Come November, they may be crying over more than a spilled glass of oil milk.

(via Legal Insurrection)


The unengaged president

June 26, 2010

Mark Steyn has a great column at National Review you should read, comparing the President’s lack of interest in dealing with the Gulf oil spill to his lack of interest in Afghanistan (except when he’s accuse of being uninterested) and find the major media finally getting the message our enemies already understand:

Only the other day, Sen. George Lemieux of Florida attempted to rouse the president to jump-start America’s overpaid, over-manned, and oversleeping federal bureaucracy and get it to do something on the oil debacle. There are 2,000 oil skimmers in the United States: Weeks after the spill, only 20 of them are off the coast of Florida. Seventeen friendly nations with great expertise in the field have offered their own skimmers; the Dutch volunteered their “super-skimmers”: Obama turned them all down. Raising the problem, Senator Lemieux found the president unengaged and uninformed. “He doesn’t seem to know the situation about foreign skimmers and domestic skimmers,” reported the senator.

He doesn’t seem to know, and he doesn’t seem to care that he doesn’t know, and he doesn’t seem to care that he doesn’t care. “It can seem that at the heart of Barack Obama’s foreign policy is no heart at all,” wrote Richard Cohen in the Washington Post last week. “For instance, it’s not clear that Obama is appalled by China’s appalling human rights record. He seems hardly stirred about continued repression in Russia. . . . The president seems to stand foursquare for nothing much.

“This, of course, is the Obama enigma: Who is this guy? What are his core beliefs?”

Gee, if only your newspaper had thought to ask those fascinating questions oh, say, a month before the Iowa caucuses.

Read it all.

(via Sarahbellumd)


Shouldn’t Ken Salazar be impeached?

June 23, 2010

Okay, we know it isn’t going to happen for two reasons:

  1. It’s a Democratic-controlled Congress through at least next January.
  2. And, as far as we know, he’s committed no criminal act, and precedent would seem to require that.

And yet, shouldn’t the Secretary of the Interior be impeached or, at the least, be fired or forced to resign for blatantly lying in the report that justified the Gulf drilling moratorium?

Much to the government’s discomfort and this Court’s uneasiness, the Summary also states that “the recommendations contained in this report have been peer-reviewed by seven experts identified by the National Academy of Engineering.” As the plaintiffs, and the experts themselves, pointedly observe, this statement was misleading. The experts charge it was a “misrepresentation.” It was factually incorrect. Although the experts agreed with the safety recommendations contained in the body of the main Report, five of the National Academy experts and three of the other experts have publicly stated that they “do not agree with the six month blanket moratorium” on floating drilling. They envisioned a more limited kind of moratorium, but a blanket moratorium was added after their final review, they complain, and was never agreed to by them. A factor that might cause some apprehension about the probity of the process that led to the Report.

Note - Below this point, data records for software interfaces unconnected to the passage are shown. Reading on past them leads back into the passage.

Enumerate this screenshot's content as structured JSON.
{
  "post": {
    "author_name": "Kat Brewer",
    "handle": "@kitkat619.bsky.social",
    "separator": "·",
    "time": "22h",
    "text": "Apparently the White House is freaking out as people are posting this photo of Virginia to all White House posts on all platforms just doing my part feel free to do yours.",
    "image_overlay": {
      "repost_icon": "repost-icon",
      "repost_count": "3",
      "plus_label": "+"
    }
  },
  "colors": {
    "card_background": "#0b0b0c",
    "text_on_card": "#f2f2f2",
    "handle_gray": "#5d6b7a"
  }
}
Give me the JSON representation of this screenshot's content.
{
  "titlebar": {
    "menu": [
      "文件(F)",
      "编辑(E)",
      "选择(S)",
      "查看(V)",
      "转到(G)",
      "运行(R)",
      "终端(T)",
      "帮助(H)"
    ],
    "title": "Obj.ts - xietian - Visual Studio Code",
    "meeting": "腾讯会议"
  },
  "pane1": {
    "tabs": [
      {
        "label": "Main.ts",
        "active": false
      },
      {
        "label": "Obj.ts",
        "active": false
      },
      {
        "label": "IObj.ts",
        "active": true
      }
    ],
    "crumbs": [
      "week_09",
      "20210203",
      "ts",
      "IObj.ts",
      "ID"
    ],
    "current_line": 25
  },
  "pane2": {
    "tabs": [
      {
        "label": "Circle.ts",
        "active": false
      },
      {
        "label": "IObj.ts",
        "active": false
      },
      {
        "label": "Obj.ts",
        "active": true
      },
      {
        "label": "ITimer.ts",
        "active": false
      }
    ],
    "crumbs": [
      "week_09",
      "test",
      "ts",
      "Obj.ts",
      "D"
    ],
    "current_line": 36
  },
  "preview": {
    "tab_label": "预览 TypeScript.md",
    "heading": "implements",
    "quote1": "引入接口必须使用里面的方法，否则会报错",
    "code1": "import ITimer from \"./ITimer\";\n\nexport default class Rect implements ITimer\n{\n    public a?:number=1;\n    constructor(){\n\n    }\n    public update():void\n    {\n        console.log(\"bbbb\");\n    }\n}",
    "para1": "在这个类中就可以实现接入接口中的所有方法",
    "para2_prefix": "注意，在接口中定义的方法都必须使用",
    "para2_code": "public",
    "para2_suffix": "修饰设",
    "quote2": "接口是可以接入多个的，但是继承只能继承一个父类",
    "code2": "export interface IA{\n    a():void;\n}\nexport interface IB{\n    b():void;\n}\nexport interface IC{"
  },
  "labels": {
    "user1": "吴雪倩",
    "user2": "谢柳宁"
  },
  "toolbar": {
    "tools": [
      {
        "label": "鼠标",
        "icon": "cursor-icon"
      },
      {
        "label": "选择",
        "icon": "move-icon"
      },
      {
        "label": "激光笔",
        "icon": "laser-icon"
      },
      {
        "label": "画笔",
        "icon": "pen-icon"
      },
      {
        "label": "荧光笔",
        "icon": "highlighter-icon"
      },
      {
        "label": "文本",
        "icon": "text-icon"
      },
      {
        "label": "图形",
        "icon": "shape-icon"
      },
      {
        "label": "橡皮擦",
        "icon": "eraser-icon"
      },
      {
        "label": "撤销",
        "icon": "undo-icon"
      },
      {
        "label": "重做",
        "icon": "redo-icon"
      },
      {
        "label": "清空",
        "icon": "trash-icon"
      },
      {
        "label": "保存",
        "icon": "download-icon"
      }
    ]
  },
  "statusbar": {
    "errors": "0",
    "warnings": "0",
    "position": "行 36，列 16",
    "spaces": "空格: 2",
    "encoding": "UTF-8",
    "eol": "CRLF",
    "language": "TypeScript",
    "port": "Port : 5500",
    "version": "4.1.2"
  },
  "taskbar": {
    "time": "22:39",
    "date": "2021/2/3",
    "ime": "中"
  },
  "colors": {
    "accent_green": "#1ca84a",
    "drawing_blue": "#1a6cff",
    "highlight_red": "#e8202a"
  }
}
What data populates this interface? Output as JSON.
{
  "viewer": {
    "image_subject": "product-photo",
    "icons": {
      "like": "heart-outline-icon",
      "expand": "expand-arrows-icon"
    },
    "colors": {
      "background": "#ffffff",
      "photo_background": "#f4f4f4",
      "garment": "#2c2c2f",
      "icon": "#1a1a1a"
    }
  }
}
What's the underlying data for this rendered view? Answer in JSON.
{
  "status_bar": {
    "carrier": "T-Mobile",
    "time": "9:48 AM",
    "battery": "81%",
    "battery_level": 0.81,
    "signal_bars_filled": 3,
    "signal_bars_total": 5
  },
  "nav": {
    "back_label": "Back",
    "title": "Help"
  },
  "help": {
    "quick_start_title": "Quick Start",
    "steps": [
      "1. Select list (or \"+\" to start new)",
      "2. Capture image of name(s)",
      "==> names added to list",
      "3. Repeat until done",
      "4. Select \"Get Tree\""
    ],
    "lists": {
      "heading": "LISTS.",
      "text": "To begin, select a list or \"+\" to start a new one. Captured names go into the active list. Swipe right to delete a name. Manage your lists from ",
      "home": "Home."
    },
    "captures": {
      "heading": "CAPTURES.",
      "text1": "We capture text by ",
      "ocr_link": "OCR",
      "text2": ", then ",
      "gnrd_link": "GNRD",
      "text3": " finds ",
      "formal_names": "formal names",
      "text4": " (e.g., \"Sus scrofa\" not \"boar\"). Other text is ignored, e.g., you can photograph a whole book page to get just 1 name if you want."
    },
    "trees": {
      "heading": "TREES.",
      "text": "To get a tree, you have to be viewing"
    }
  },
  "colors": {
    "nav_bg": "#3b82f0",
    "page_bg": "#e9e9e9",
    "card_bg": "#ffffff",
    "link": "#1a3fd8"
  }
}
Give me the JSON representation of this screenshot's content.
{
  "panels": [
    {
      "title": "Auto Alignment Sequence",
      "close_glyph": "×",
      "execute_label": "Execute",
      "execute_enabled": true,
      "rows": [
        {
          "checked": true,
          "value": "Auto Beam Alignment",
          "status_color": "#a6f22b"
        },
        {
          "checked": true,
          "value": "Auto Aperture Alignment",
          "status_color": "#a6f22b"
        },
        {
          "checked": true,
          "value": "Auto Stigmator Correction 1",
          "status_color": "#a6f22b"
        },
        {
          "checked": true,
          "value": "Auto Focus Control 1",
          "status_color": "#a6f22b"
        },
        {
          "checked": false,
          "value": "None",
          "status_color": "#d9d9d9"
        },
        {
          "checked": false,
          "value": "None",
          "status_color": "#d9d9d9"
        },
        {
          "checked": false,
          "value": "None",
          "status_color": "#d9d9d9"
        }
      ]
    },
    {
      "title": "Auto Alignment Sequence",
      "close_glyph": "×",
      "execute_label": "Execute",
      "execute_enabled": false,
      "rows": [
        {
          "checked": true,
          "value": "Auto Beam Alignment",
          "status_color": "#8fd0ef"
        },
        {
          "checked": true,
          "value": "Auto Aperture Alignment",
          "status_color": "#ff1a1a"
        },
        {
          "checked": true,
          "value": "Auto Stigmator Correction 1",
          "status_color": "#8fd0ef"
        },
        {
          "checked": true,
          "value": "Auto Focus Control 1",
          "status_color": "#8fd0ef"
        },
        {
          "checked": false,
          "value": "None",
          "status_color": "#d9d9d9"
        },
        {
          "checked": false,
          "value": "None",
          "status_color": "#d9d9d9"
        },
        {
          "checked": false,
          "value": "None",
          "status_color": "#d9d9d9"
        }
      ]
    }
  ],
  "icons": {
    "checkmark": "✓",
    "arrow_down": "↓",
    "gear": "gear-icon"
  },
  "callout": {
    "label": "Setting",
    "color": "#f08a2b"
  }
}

That’s from the ruling (PDF) of Federal Judge Martin Feldman, whose restraining order blocked the moratorium. To translate that last sentence, it’s a nice way of calling Secretary Salazar a big, fat liar. For background on the controversy over the experts’ opinions and Salazar’s fictionalization, read this article from NOLA.com, which also reports Interior as claiming “the White House made us do it.”

Since it’s evident that Secretary Salazar is willing to lie to the American people and misrepresent facts in court in order to serve the (anti-drilling) political needs of the White House, and since he’s quite happy to use those lies to justify actions that would do undoubted harm to the people  of the Gulf states during a time of national disaster, shouldn’t he be forced out? Shouldn’t he be hounded into resignation? Shouldn’t his boss be made to pay a political price by firing him for being revealed as a willing and dishonest tool? Hasn’t he lost the confidence of the American people as steward of our natural resources?

Or does he get a pass for all this?

(via Michelle Malkin)